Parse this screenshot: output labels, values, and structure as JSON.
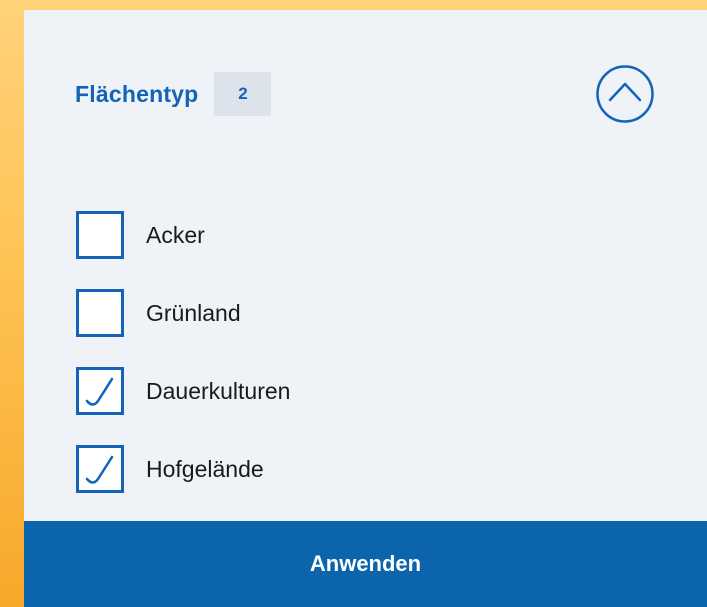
{
  "filter": {
    "title": "Flächentyp",
    "selected_count": "2",
    "toggle_icon": "chevron-up-circle-icon",
    "options": [
      {
        "label": "Acker",
        "checked": false
      },
      {
        "label": "Grünland",
        "checked": false
      },
      {
        "label": "Dauerkulturen",
        "checked": true
      },
      {
        "label": "Hofgelände",
        "checked": true
      }
    ],
    "apply_label": "Anwenden"
  },
  "colors": {
    "accent": "#1364b7",
    "panel_background": "#eff2f6",
    "badge_background": "#dde3ea",
    "button_background": "#0c64ad",
    "backdrop": "#ffc457"
  }
}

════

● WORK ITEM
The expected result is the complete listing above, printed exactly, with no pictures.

● TASK RESULT
Parse this screenshot: output labels, values, and structure as JSON.
{
  "filter": {
    "title": "Flächentyp",
    "selected_count": "2",
    "toggle_icon": "chevron-up-circle-icon",
    "options": [
      {
        "label": "Acker",
        "checked": false
      },
      {
        "label": "Grünland",
        "checked": false
      },
      {
        "label": "Dauerkulturen",
        "checked": true
      },
      {
        "label": "Hofgelände",
        "checked": true
      }
    ],
    "apply_label": "Anwenden"
  },
  "colors": {
    "accent": "#1364b7",
    "panel_background": "#eff2f6",
    "badge_background": "#dde3ea",
    "button_background": "#0c64ad",
    "backdrop": "#ffc457"
  }
}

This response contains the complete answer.